*EXERCISE*
Could you reproduce all of these records exactly?

*AVAILABLE RECORDS*
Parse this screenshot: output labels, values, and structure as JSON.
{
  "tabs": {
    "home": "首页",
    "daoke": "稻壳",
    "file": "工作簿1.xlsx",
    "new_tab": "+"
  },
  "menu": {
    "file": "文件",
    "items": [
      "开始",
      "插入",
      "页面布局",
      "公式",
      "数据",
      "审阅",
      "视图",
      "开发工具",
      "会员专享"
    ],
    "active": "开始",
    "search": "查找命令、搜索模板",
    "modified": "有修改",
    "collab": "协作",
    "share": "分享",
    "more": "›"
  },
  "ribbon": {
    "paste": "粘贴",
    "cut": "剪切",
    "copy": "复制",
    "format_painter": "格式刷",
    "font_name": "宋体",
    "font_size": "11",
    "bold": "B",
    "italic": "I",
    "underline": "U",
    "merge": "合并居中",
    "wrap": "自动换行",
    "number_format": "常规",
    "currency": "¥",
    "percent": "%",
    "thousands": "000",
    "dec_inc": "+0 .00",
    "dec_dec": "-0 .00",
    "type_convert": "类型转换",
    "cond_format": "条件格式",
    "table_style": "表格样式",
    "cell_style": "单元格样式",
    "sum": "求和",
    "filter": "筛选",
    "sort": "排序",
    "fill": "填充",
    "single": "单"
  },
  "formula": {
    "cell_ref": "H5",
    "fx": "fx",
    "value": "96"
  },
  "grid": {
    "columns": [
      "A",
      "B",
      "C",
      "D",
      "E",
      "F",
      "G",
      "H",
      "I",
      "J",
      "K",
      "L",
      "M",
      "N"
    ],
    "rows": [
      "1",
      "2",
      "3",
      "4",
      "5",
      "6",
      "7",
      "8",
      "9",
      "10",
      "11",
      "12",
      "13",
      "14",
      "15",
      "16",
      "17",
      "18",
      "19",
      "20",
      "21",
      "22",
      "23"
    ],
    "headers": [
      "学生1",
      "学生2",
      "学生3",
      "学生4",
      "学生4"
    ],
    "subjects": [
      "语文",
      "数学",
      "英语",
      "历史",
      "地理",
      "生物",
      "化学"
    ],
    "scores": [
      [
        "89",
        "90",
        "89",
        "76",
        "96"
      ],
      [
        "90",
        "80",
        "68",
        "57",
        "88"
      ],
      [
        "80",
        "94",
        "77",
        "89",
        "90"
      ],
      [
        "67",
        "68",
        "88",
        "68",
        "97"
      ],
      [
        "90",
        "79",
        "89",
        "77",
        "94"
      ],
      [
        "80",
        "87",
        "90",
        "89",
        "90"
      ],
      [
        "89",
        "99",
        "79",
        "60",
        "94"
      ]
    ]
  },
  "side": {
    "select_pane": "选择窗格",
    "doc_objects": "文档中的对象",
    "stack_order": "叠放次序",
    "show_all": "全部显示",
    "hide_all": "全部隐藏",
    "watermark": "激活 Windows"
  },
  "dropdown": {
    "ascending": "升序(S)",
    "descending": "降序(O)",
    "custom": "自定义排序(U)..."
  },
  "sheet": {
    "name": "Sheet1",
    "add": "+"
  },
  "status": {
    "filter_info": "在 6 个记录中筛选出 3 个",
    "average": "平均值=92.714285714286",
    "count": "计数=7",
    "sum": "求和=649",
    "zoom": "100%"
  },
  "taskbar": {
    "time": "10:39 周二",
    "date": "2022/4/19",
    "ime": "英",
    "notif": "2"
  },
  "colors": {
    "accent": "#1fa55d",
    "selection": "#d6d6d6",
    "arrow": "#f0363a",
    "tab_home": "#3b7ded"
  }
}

*ANSWER SECTION*
Parse this screenshot: output labels, values, and structure as JSON.
{
  "tabs": {
    "home": "首页",
    "daoke": "稻壳",
    "file": "工作簿1.xlsx",
    "new_tab": "+"
  },
  "menu": {
    "file": "文件",
    "items": [
      "开始",
      "插入",
      "页面布局",
      "公式",
      "数据",
      "审阅",
      "视图",
      "开发工具",
      "会员专享"
    ],
    "active": "开始",
    "search": "查找命令、搜索模板",
    "modified": "有修改",
    "collab": "协作",
    "share": "分享",
    "more": "›"
  },
  "ribbon": {
    "paste": "粘贴",
    "cut": "剪切",
    "copy": "复制",
    "format_painter": "格式刷",
    "font_name": "宋体",
    "font_size": "11",
    "bold": "B",
    "italic": "I",
    "underline": "U",
    "merge": "合并居中",
    "wrap": "自动换行",
    "number_format": "常规",
    "currency": "¥",
    "percent": "%",
    "thousands": "000",
    "dec_inc": "+0 .00",
    "dec_dec": "-0 .00",
    "type_convert": "类型转换",
    "cond_format": "条件格式",
    "table_style": "表格样式",
    "cell_style": "单元格样式",
    "sum": "求和",
    "filter": "筛选",
    "sort": "排序",
    "fill": "填充",
    "single": "单"
  },
  "formula": {
    "cell_ref": "H5",
    "fx": "fx",
    "value": "96"
  },
  "grid": {
    "columns": [
      "A",
      "B",
      "C",
      "D",
      "E",
      "F",
      "G",
      "H",
      "I",
      "J",
      "K",
      "L",
      "M",
      "N"
    ],
    "rows": [
      "1",
      "2",
      "3",
      "4",
      "5",
      "6",
      "7",
      "8",
      "9",
      "10",
      "11",
      "12",
      "13",
      "14",
      "15",
      "16",
      "17",
      "18",
      "19",
      "20",
      "21",
      "22",
      "23"
    ],
    "headers": [
      "学生1",
      "学生2",
      "学生3",
      "学生4",
      "学生4"
    ],
    "subjects": [
      "语文",
      "数学",
      "英语",
      "历史",
      "地理",
      "生物",
      "化学"
    ],
    "scores": [
      [
        "89",
        "90",
        "89",
        "76",
        "96"
      ],
      [
        "90",
        "80",
        "68",
        "57",
        "88"
      ],
      [
        "80",
        "94",
        "77",
        "89",
        "90"
      ],
      [
        "67",
        "68",
        "88",
        "68",
        "97"
      ],
      [
        "90",
        "79",
        "89",
        "77",
        "94"
      ],
      [
        "80",
        "87",
        "90",
        "89",
        "90"
      ],
      [
        "89",
        "99",
        "79",
        "60",
        "94"
      ]
    ]
  },
  "side": {
    "select_pane": "选择窗格",
    "doc_objects": "文档中的对象",
    "stack_order": "叠放次序",
    "show_all": "全部显示",
    "hide_all": "全部隐藏",
    "watermark": "激活 Windows"
  },
  "dropdown": {
    "ascending": "升序(S)",
    "descending": "降序(O)",
    "custom": "自定义排序(U)..."
  },
  "sheet": {
    "name": "Sheet1",
    "add": "+"
  },
  "status": {
    "filter_info": "在 6 个记录中筛选出 3 个",
    "average": "平均值=92.714285714286",
    "count": "计数=7",
    "sum": "求和=649",
    "zoom": "100%"
  },
  "taskbar": {
    "time": "10:39 周二",
    "date": "2022/4/19",
    "ime": "英",
    "notif": "2"
  },
  "colors": {
    "accent": "#1fa55d",
    "selection": "#d6d6d6",
    "arrow": "#f0363a",
    "tab_home": "#3b7ded"
  }
}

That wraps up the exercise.